 There is a famous fossil of a Tenontosaurus with chew marks from the meat-eating dinosaur, Deinonychus on its bones.  There were actual remains of Deinonychus found nearby as well.  This led many to believe that the meat eating dinosaurs had actually killed the plant eater as a pack, some being killed, themselves, as the bigger Tenontosaurus tried to defend itself.  Not all scientists agree with this, however, saying the Tenontosaurus could have been scavenged by Deinonychus that had killed each other while fighting over its remains.  Either way it's because of this discovery that has made poor Tenontosaurus the poster child for being Deinonychus food.  Seriously, if you google-image search "Tenontosaurus" more than half of the pictures will be of it getting attacked or eaten by a pack of Deinonychus.  While dinosaurs fighting is always exciting, to me, Tenontosaurus was so much more interesting than just prey for some meat-eater!

That's it for this week!  As always if you have a request or just feel like saying how awesome of a job you think I am doing at this feel free to do so on our facebook page


Forster, C.A. (1984). "The paleoecology of the ornithopod dinosaur Tenontosaurus tilletti from the Cloverly Formation, Big Horn Basin of Wyoming and Montana." The Mosasaur, 2: 151–163.

Lee, Andrew H.; and Werning, Sarah (2008). "Sexual maturity in growing dinosaurs does not fit reptilian growth models". Proceedings of the National Academy of Sciences 105 (2): 582–587. Bibcode 2008PNAS..105..582L. doi:10.1073/pnas.0708903105. PMC 2206579. PMID 18195356.

Roach, B. T.; D. L. Brinkman (2007). "A reevaluation of cooperative pack hunting and gregariousness in Deinonychus antirrhopus and other nonavian theropod dinosaurs". Bulletin of the Peabody Museum of Natural History 48 (1): 103–138. doi:10.3374/0079-032X(2007)48[103:AROCPH]2.0.CO;2.


  1. "Its considered an ornithopod dinosaur so its related to Parasaurolophus and Heterdontosaurus to a certain degree"
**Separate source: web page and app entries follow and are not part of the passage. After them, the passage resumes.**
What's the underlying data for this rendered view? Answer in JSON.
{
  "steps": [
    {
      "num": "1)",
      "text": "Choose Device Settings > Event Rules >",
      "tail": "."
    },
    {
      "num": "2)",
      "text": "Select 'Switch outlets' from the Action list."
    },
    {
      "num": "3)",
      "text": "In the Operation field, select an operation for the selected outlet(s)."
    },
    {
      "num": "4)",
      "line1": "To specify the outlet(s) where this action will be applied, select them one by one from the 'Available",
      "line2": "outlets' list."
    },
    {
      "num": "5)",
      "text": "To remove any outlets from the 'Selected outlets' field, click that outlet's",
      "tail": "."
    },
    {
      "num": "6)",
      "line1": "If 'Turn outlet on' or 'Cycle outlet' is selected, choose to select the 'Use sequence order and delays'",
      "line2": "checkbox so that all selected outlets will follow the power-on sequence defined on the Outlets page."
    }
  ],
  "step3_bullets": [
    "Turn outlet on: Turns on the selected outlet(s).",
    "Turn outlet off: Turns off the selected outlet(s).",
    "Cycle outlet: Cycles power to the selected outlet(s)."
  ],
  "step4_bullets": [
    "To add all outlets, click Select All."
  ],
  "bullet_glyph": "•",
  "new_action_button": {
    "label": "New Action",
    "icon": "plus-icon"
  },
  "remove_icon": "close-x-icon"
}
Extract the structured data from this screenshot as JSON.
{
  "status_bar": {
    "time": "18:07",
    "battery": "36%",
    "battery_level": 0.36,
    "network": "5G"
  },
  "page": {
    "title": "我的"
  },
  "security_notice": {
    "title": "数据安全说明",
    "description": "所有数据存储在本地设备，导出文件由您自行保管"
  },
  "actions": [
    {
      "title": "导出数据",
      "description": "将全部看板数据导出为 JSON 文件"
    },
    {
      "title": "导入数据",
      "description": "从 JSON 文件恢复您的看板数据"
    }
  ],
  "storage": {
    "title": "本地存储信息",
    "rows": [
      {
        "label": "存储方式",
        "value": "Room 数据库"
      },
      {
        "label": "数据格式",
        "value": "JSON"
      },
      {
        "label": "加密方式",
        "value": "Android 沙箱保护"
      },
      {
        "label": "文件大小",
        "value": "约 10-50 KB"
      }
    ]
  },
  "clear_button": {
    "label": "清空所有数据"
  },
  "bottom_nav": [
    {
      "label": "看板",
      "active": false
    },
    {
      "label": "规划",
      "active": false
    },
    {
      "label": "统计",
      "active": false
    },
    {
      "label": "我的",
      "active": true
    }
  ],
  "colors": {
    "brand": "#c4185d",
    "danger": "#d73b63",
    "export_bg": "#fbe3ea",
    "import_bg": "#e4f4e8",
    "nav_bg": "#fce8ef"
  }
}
    Wouldn't Iguanodon, or even Hypsilophodon have been a better well-known somewhat-near-reletive to use than Heterodontosaurs, which is not an ornithopod?

    1. You are correct. Tenontosaurus actually is considered a sort of Iguanodontid last I knew. Heterdontosaurus is also considered not a true ornithopod but a different basal ornithiscian (I lump it in with them on our list of animals page sorry) but it and Parasaurolophus are the closest related animals to Tenontosaurus that have been reviewed on this site so far. Its why i said "to a degree". In the future when I review Iguanodon or Hypsilophodon (or something else more closely related), Tenontosaurus will be mentioned of course.